The Holiday Bowl became the fifth postseason college football game to be canceled when UCLA was forced to pull out just hours before Tuesday’s kickoff with No. 18 North Carolina State at Petco Park in San Diego because of COVID-19 issues with the team.

The Hawaii, Military, Fenway, and Arizona bowls have already been canceled due to virus outbreaks, leaving teams without enough available players. The Sun and Gator bowls have had to scramble to find replacement teams for their games.


NC State athletic director Boo Coorigan called it “an incredibly frustrating outcome for our players and staff who worked so hard to put themselves in position to get a 10th win. The timing of the announcement in proximity to kickoff was very disappointing.”

He said NC State has been in contact with numerous teams about playing a game, but did not say when or where that might be.
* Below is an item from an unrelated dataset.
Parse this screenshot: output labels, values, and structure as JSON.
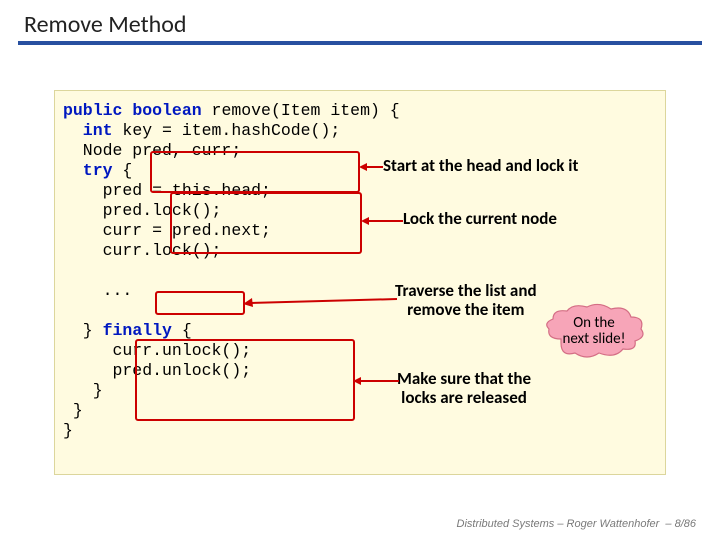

UCLA’s football team is the fourth Bruins program sidelined due to COVID-19 issues, joining both basketball programs and gymnastics.

Big Ten, Atlantic 10 revise basketball forfeit policies

The Big Ten joined the other Power Five conferences, the Big East, and most others by changing its policies and declaring games won’t automatically be forfeited if a team or teams are unable to participate due to COVID-19. Instead, games can be rescheduled, declared a no contest or a forfeiture.

The Atlantic 10 also revised its COVID-19 forfeit policy. The A-10 medical advisory committee will meet Wednesday to review the newest CDC policy reducing the isolation days of asymptomatic vaccinated individuals from 10 to five days.

Several basketball games across the country have been affected.

Indiana canceled its game Wednesday against UNC Asheville, while the Temple-Villanova game scheduled for Wednesday has been postponed. San Diego postponed its home game against No. 4 Gonzaga on Thursday night. The No. 12 Texas women’s game Wednesday night against Alcorn State has been canceled, while UConn’s Friday game at conference foe DePaul has been postponed, pending a reschedule.

Closer to home, the Northeastern women’s games against Charleston on Friday and UNCW on Sunday have been postponed due to protocols within the Northeastern program. The Charleston game has been rescheduled for Jan. 26; the UNCW game is TBD. Both the Dartmouth men and women had games postponed; the women were to play UMass on Tuesday, while the men were hosting New Hampshire on Wednesday.

EPL loses additional fixture

The 20th round of the Premier League was reduced to seven fixtures when the Thursday match between Everton and Newcastle was postponed because of a pile-up of COVID-19 cases and injuries in the Newcastle squad. The Arsenal-Wolves and Leeds-Aston Villa games, due to be played Tuesday, had previously been called off. It takes the number of Premier League matches to be called off as a result of coronavirus issues to 16 in barely three weeks . . . The ODI leg of the white-ball cricket series between the United States and Ireland in Fort Lauderdale, Fla., was canceled after two members of the Irish team’s support staff tested positive, as well as several partners of players.